These constraints are expressed best in the so-called Observable Grammar or Contract, written as a regular expression:

next*(error|complete)?

In an Observable Execution, zero to infinite Next notifications may be delivered. If either an Error or Complete notification is delivered, then nothing else can be delivered afterwards.

The following is an example of an Observable execution that delivers three Next notifications, then completes:

import { Observable } from 'rxjs';

const observable = new Observable(function subscribe(subscriber) {
  subscriber.next(1);
  subscriber.next(2);
  subscriber.next(3);
  subscriber.complete();
});

Observables strictly adhere to the Observable Contract, so the following code would not deliver the Next notification 4:

import { Observable } from 'rxjs';

const observable = new Observable(function subscribe(subscriber) {
  subscriber.next(1);
  subscriber.next(2);
  subscriber.next(3);
  subscriber.complete();
  subscriber.next(4); // Is not delivered because it would violate the contract
});

It is a good idea to wrap any code in subscribe with try/catch block that will deliver an Error notification if it catches an exception:

import { Observable } from 'rxjs';

const observable = new Observable(function subscribe(subscriber) {
  try {
    subscriber.next(1);
    subscriber.next(2);
    subscriber.next(3);
    subscriber.complete();
  } catch (err) {
    subscriber.error(err); // delivers an error if it caught one
  }
});

Disposing Observable Executions

Because Observable Executions may be infinite, and it's common for an Observer to want to abort execution in finite time, we need an API for canceling an execution. Since each execution is exclusive to one Observer only, once the Observer is done receiving values, it has to have a way to stop the execution, in order to avoid wasting computation power or memory resources.

When observable.subscribe is called, the Observer gets attached to the newly created Observable execution. This call also returns an object, the Subscription:

const subscription = observable.subscribe(x => console.log(x));

The Subscription represents the ongoing execution, and has a minimal API which allows you to cancel that execution. Read more about the Subscription type here. With subscription.unsubscribe() you can cancel the ongoing execution:

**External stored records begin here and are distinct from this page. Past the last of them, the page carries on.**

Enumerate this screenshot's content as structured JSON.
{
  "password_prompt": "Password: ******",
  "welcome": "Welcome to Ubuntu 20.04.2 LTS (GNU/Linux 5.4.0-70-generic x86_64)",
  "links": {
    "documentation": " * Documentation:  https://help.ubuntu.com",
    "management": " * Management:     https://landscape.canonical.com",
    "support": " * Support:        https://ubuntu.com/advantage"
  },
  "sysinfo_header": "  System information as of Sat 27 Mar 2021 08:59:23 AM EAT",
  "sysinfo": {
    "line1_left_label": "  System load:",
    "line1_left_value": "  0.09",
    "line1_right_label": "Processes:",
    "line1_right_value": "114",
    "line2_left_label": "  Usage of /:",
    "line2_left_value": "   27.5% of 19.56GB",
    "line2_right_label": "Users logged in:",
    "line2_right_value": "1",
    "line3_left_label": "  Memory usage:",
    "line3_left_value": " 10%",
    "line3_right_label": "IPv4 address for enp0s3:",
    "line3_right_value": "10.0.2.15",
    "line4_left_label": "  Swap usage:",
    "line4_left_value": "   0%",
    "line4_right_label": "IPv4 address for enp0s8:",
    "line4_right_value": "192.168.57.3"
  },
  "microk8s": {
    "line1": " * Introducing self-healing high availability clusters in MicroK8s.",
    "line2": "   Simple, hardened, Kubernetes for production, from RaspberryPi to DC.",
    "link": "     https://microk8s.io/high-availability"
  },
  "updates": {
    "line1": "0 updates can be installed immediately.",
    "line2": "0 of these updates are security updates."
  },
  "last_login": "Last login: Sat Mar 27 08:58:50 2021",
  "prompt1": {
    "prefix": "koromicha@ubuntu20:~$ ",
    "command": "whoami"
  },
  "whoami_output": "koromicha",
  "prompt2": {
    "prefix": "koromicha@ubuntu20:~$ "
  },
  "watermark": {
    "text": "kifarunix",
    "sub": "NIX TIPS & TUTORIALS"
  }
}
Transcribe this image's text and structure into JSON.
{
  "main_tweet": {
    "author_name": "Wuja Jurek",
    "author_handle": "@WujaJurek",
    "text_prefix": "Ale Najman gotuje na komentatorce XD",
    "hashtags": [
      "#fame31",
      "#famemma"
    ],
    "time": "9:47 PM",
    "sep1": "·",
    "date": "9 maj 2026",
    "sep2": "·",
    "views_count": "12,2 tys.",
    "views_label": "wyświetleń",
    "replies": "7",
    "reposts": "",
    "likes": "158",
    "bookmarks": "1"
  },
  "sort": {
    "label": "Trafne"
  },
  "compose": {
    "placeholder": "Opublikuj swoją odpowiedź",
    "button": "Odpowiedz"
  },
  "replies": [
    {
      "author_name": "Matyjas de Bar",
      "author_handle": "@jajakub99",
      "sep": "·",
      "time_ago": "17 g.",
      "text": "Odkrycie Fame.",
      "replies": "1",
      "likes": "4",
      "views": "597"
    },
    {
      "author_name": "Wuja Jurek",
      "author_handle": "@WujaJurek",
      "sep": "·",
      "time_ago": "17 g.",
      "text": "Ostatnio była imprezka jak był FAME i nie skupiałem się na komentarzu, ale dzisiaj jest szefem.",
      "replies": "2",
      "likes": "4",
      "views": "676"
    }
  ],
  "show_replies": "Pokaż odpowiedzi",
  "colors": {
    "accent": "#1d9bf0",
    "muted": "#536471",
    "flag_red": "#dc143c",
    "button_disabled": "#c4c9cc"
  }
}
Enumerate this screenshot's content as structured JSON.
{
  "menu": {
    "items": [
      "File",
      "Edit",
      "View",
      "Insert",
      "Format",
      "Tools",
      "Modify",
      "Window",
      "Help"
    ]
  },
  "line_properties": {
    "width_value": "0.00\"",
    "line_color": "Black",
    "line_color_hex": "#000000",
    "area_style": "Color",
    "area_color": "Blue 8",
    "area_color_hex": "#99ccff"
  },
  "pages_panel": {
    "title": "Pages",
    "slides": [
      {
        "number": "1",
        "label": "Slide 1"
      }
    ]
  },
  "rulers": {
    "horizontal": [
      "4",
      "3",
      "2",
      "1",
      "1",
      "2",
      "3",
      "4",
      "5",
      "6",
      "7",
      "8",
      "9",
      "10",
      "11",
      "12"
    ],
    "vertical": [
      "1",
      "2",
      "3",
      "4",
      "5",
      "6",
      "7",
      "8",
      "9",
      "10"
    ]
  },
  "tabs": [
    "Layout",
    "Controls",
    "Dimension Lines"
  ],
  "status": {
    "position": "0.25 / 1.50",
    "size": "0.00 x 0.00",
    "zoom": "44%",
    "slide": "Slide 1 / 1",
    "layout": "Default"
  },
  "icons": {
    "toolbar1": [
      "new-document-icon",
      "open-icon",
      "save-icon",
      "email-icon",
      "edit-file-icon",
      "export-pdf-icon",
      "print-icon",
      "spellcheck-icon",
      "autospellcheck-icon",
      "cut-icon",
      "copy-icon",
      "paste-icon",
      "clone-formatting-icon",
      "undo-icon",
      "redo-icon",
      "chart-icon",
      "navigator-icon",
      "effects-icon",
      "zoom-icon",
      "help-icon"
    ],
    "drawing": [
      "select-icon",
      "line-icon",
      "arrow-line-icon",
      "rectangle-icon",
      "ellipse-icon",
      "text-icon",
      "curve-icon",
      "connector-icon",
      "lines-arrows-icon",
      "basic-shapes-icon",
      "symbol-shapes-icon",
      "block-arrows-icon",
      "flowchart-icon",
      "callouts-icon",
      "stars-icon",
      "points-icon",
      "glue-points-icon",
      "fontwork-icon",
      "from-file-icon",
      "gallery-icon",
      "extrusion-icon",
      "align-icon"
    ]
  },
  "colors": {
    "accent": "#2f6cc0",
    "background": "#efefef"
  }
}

import { Observable, from } from 'rxjs';

const observable = from([10, 20, 30]);
const subscription = observable.subscribe(x => console.log(x));
// Later:
subscription.unsubscribe();

When you subscribe, you get back a Subscription, which represents the ongoing execution. Just call unsubscribe() to cancel the execution.

Each Observable must define how to dispose resources of that execution when we create the Observable using create(). You can do that by returning a custom unsubscribe function from within function subscribe().

For instance, this is how we clear an interval execution set with setInterval:

const observable = new Observable(function subscribe(subscriber) {
  // Keep track of the interval resource
  const intervalId = setInterval(() => {
    subscriber.next('hi');
  }, 1000);

  // Provide a way of canceling and disposing the interval resource
  return function unsubscribe() {
    clearInterval(intervalId);
  };
});

Just like observable.subscribe resembles new Observable(function subscribe() {...}), the unsubscribe we return from subscribe is conceptually equal to subscription.unsubscribe. In fact, if we remove the ReactiveX types surrounding these concepts, we're left with rather straightforward JavaScript.

function subscribe(subscriber) {
  const intervalId = setInterval(() => {
    subscriber.next('hi');
  }, 1000);

  return function unsubscribe() {
    clearInterval(intervalId);
  };
}

const unsubscribe = subscribe({next: (x) => console.log(x)});

// Later:
unsubscribe(); // dispose the resources

The reason why we use Rx types like Observable, Observer, and Subscription is to get safety (such as the Observable Contract) and composability with Operators.

Did you like it? Why don't you try also...

How to build an Electron app using create-react-app. No webpack configuration or “ejecting” necessary.

Build a fantastic Electron app from scratch using create-react-app.

Quick Tip: How to use SCSS in Angular CLI 6

Configure SCSS for your next Angular project.

What is Http

In this blog we will learn about what is http and how its used on internet.